I never used to have any interest in all-inclusive hotels, but a stay at the Hyatt Ziva Los Cabos a few years ago turned the tide on that for me. I haven’t returned to one in the nearly 4 years since that trip, but I would consider it for a family vacation where we just want to lounge by a pool or beach (and let’s be real, that’s about all my kids care about on vacation). I feel like Mexico/Caribbean/Central America works for that type of trip since I think I’m more likely to consider an all-inclusive for a 3 or 4-night trip and those locations are just the right distance for that type of trip for us.
I feel like I should probably get interested in the X1 card. It hasn’t petered out, though now that they are publicly-available they have put a cap on 3x earnings. I actually think that’s a positive sign — if I know where the speed limit is, I can have at least some more confidence that I won’t exceed it and lose the value of accumulated rewards. I don’t love Airbnb, but there’s something to be said for a card that can effectively earn 3% back toward Airbnb or the major US airlines even if you don’t value the rest of the redemption options. I’m still not sure it’s worth a 5/24 slot if you’re under or close, but if you’re over with no chance of falling under soon enough to get the new 90K Ink offers, this could be an interesting addition to the ole wallet for “everywhere else” spend.
For Halloween, Greg resurrected the Ghosts of Wallets Past. The funny thing about the “glory days” is looking back at how not-all-that-great the glory days were. Remember how excited we were to effectively earn 1.25 airline miles per dollar spent with the SPG card? In a world of no-annual-fee-2x-transferable-points-cards, it sure feels quaint to have been so excited about a card that only offered 0.25 miles more than most airline cards. I enjoyed the nostalgia here, but I also see how “the game” has developed — cheers to 4x dining and 8x gas and 2x anywhere and 4.625% cash back today (Saturday, 11/5/22 only) for Bank of America cardholders with Platinum Honors status :-).
I bought 4 with “old” packaging and 4 with “new” packaging at a single Staples store this week and while they all came up fee-free with the latest promotion, the receipt reflected that four rung up at $6.95 and four at $7.95 before the promo. We’ve also received a number of reports about “Everywhere” Visas ringing up at $7.95 at Office Max / Office Depot despite the packaging still reflecting a $4.95 fee, so it seems that this higher activation fee will likely make its way around to other gift cards near you. Will Office Depot change their promo format? Will grocery store and pharmacy cards befall the same fate? Probably yes all around.

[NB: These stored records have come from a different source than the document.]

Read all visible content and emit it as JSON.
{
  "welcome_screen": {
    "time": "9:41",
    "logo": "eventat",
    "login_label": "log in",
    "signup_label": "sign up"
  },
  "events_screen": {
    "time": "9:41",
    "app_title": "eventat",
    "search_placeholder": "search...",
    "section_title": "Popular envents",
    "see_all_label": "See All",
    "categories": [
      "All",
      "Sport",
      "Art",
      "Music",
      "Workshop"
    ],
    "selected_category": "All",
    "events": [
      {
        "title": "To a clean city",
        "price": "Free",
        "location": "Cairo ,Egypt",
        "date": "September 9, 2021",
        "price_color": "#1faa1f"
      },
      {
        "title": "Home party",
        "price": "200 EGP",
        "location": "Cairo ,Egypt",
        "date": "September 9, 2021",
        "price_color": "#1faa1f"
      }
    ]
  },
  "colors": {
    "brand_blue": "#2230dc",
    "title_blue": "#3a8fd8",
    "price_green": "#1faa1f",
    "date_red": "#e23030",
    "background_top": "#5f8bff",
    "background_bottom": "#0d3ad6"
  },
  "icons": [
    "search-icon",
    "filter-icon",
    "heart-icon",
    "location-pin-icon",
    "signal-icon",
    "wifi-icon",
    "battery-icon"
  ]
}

While Aeroplan has stolen my heart as of late, Avianca LifeMiles is another love of mine for Star Alliance awards with no annoying surcharges. Avianca is particularly appealing for their mixed-cabin awards or weird pricing anomalies and occasional wacky award sales like that recent one for 25.5K miles in business class between Brussels and New York. This guide shows you the best of the LifeMiles sweet spots.
That’s it for this week at Frequent Miler. Keep your eye on this week’s last chance deals to make sure you don’t miss out on those deals ending this week.